Kate Carlisle

LOL, Hank! The Annie Hall life philosophy.... love it!

Maureen Child

The secret to surviving the stress life throws at you??? IGNORE IT! Yes, I do prefer the view from beneath the sand--or rather the pages of whatever book I lose myself in!

Kate Carlisle

You're so smart, Maureen! Ignoring it is the answer to all of life's problems.

Hank Phillippi Ryan

Thanks so much for being here, Kate! You are terrific...and congratulations on your wild success!

Nancy Northcott

Kate, I'm reading The Lies That Bind now and loving it.

I know I generate stress for myself. I was born with the worry gene and will generally find something to worry about, no matter how obscure, if nothing obvious presents itself.

I try to deal with that by engaging my mind on other things--working crossword puzzles, watching movies where stuff blows up, reading an absorbing book.

Mary S.

Nancy, I think you've hit on the ultimate stress relief - watching movies where stuff blows up. ROFL!!

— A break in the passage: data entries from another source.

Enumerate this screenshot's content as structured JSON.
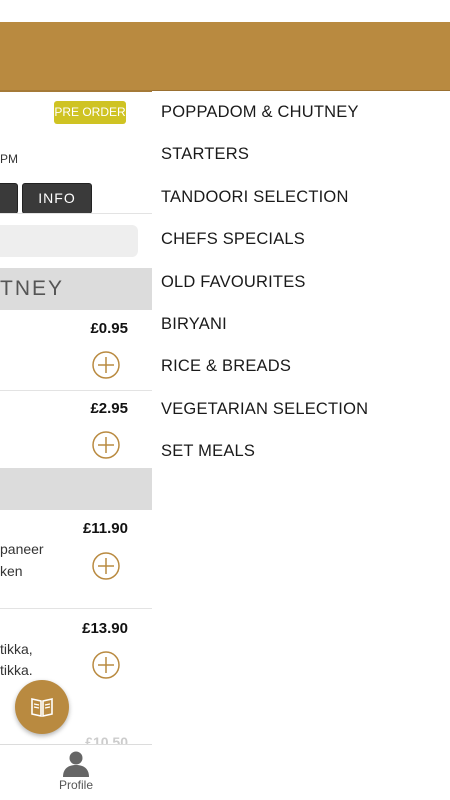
{
  "left_panel": {
    "preorder_label": "PRE ORDER",
    "time_fragment": "PM",
    "info_button_label": "INFO",
    "category_fragment": "TNEY",
    "items": [
      {
        "price": "£0.95"
      },
      {
        "price": "£2.95"
      },
      {
        "price": "£11.90",
        "desc_lines": [
          "paneer",
          "ken"
        ]
      },
      {
        "price": "£13.90",
        "desc_lines": [
          "tikka,",
          " tikka."
        ]
      }
    ],
    "faded_price": "£10.50",
    "bottom_nav": {
      "profile_label": "Profile"
    }
  },
  "drawer": {
    "categories": [
      "POPPADOM & CHUTNEY",
      "STARTERS",
      "TANDOORI SELECTION",
      "CHEFS SPECIALS",
      "OLD FAVOURITES",
      "BIRYANI",
      "RICE & BREADS",
      "VEGETARIAN SELECTION",
      "SET MEALS"
    ]
  },
  "colors": {
    "brand": "#b98a40",
    "preorder": "#cfc323",
    "button_dark": "#3a3a3a"
  },
  "icons": {
    "add": "plus-circle-icon",
    "menu_fab": "book-icon",
    "profile": "person-icon"
  }
}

Kate, I'm looking forward to the new book. It's a great series. Mysteries with books - what's not to like?

Thanks for visiting with us today!


Kate, welcome to the Femmes! And thanks for a great post.

Yup, me, too: staring at the ocean does a lot to calm me down. And also, Nancy, I LOVE the 'sploding movie idea.

The comments to this entry are closed.